     181reassign_reviewing.operations = set_owner
     182reassign_reviewing.permissions = TICKET_MODIFY
     183}}}
     184
     185The full `[ticket-workflow]` configuration will thus look like this:
     186
     187{{{#!ini
     188[ticket-workflow]
     189accept = new,reviewing -> assigned
     190accept.operations = set_owner_to_self
     191accept.permissions = TICKET_MODIFY
     192leave = * -> *
     193leave.default = 1
     194leave.operations = leave_status
     195reassign = new,assigned,accepted,reopened -> assigned
     196reassign.operations = set_owner
     197reassign.permissions = TICKET_MODIFY
     198reopen = closed -> reopened
     199reopen.operations = del_resolution
     200reopen.permissions = TICKET_CREATE
     201resolve = new,assigned,reopened,reviewing -> closed
     202resolve.operations = set_resolution
     203resolve.permissions = TICKET_MODIFY
     204review = new,assigned,reopened -> reviewing
     205review.operations = set_owner
     206review.permissions = TICKET_MODIFY
     207reassign_reviewing = reviewing -> *
     208reassign_reviewing.operations = set_owner
     209reassign_reviewing.name = reassign review
     210reassign_reviewing.permissions = TICKET_MODIFY
     211}}}
     212
     213== Example: Limit the resolution options for a new ticket ==
     214
     215The above `resolve_new` operation allows you to set the possible resolutions for a new ticket.  By modifying the existing resolve action and removing the new status from before the `->` we then get two resolve actions.  One with limited resolutions for new tickets, and then the regular one once a ticket is accepted.
     216
     217{{{#!ini
     218resolve_new = new -> closed
     219resolve_new.name = resolve
     220resolve_new.operations = set_resolution
     221resolve_new.permissions = TICKET_MODIFY
     222resolve_new.set_resolution = invalid,wontfix,duplicate
     223
     224resolve = assigned,accepted,reopened -> closed

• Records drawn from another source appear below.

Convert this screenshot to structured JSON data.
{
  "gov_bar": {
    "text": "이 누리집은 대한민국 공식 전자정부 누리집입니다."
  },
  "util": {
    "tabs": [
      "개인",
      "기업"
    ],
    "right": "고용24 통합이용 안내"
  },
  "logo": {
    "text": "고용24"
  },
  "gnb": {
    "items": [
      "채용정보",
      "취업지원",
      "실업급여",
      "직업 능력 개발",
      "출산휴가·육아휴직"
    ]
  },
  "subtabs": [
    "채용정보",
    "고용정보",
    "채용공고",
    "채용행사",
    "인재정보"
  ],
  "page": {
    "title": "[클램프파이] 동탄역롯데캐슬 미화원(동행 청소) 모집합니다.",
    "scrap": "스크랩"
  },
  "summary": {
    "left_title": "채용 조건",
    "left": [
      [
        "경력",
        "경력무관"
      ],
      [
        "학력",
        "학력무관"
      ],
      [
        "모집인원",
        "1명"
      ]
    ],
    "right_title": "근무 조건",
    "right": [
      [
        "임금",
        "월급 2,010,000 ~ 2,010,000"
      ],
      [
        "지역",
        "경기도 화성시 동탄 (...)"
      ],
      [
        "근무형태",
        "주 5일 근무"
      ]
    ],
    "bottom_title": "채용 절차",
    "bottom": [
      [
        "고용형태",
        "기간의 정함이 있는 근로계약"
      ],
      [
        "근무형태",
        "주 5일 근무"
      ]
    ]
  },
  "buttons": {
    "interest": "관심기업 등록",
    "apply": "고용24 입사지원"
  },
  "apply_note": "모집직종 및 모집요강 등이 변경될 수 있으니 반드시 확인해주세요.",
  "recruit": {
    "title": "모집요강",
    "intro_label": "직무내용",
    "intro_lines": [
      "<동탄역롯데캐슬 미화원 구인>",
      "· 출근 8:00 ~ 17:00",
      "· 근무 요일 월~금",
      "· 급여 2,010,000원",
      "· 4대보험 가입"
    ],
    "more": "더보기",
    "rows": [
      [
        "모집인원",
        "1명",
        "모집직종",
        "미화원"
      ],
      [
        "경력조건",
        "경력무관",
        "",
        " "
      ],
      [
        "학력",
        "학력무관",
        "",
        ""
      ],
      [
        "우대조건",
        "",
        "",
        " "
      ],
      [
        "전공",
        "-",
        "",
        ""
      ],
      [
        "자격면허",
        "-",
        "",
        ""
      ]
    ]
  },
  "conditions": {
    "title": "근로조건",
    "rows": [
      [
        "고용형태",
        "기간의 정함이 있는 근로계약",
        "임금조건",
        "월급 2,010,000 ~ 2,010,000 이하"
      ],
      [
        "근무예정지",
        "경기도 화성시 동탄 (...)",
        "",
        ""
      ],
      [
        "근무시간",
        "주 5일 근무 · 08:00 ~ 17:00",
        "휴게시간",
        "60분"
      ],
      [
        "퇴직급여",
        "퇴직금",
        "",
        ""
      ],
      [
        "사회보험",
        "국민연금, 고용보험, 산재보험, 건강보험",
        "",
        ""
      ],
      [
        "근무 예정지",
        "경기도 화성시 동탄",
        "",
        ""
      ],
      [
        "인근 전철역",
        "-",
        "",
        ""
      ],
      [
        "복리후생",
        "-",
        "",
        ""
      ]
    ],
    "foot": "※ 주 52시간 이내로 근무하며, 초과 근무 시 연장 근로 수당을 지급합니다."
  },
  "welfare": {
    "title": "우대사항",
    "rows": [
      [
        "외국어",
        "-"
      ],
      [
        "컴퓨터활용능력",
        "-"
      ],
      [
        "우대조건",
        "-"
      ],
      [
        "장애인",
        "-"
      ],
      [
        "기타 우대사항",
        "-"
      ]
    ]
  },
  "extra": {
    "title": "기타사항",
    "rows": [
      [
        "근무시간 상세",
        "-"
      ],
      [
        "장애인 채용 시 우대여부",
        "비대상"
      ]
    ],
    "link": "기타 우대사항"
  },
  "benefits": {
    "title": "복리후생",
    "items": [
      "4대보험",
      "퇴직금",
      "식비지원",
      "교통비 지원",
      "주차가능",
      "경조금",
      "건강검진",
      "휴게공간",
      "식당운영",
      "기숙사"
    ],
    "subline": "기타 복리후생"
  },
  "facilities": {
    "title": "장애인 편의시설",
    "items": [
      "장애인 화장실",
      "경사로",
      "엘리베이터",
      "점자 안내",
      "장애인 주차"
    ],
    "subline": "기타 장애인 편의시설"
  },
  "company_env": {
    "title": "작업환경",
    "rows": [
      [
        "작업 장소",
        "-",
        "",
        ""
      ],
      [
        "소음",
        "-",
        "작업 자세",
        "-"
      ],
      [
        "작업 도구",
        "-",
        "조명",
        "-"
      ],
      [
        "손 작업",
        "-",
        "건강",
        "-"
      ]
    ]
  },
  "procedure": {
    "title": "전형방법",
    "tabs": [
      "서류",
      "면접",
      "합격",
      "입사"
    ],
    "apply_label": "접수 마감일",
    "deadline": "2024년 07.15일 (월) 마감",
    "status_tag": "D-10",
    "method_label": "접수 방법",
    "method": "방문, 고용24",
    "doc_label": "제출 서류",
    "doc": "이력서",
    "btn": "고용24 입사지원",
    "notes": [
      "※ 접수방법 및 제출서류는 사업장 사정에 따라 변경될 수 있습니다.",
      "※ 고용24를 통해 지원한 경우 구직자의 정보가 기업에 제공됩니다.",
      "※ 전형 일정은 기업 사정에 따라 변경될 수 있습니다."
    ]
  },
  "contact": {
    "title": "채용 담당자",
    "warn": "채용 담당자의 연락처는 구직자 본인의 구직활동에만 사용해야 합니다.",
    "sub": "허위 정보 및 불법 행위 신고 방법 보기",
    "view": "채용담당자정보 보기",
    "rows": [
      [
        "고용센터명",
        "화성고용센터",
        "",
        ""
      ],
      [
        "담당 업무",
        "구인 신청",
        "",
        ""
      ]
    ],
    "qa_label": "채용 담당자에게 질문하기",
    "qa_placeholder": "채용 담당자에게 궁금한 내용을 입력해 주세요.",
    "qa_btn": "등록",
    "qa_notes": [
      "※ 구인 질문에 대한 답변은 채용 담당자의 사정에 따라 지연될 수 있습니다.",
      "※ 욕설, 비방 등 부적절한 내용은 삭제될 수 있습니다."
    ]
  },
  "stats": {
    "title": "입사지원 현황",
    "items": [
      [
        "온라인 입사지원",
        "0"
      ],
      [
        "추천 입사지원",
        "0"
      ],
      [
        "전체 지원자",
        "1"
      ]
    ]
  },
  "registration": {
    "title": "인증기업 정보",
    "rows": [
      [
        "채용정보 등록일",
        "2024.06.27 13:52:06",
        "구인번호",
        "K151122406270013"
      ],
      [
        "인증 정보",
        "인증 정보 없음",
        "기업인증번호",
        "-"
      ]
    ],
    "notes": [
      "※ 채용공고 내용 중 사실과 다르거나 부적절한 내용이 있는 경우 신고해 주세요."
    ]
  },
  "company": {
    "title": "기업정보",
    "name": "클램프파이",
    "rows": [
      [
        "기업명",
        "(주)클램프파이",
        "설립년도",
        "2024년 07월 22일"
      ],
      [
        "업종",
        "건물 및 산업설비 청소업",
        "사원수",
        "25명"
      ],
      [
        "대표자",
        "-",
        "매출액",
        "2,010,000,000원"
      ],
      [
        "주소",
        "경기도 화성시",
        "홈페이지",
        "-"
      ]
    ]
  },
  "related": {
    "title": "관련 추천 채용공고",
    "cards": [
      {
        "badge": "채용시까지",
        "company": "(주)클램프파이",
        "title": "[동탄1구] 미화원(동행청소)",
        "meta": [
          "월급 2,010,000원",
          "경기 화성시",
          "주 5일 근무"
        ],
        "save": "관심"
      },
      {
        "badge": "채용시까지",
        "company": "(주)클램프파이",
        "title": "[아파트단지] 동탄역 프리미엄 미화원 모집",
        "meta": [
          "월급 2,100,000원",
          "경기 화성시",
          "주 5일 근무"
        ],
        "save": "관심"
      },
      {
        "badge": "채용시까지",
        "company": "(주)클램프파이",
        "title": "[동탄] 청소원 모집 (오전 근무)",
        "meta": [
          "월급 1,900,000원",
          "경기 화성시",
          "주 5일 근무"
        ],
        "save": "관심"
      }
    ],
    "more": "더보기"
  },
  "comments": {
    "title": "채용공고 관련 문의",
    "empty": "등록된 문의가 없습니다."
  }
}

     225resolve.operations = set_resolution
     226resolve.permissions = TICKET_MODIFY
     227}}}
     228
     229== Advanced Ticket Workflow Customization ==
     230
     231If the customization above is not extensive enough for your needs, you can extend the workflow using plugins.  These plugins can provide additional operations for the workflow (like code_review), or implement side-effects for an action (such as triggering a build) that may not be merely simple state changes.  Look at [trac:source:trunk/sample-plugins/workflow sample-plugins/workflow] for a few simple examples to get started.
     232
     233But if even that is not enough, you can disable the !ConfigurableTicketWorkflow component and create a plugin that completely replaces it.
     234
     235== Adding Workflow States to Milestone Progress Bars ==
     236
     237If you add additional states to your workflow, you may want to customize your milestone progress bars as well.  See [TracIni#milestone-groups-section TracIni].
     238
     239== Ideas for next steps ==
     240
     241New enhancement ideas for the workflow system should be filed as enhancement tickets against the `ticket system` component.  You can also document ideas on the [trac:TracIdeas/TracWorkflow TracIdeas/TracWorkflow] page.  Also look at the [http://trac-hacks.org/wiki/AdvancedTicketWorkflowPlugin AdvancedTicketWorkflowPlugin] as it provides experimental operations.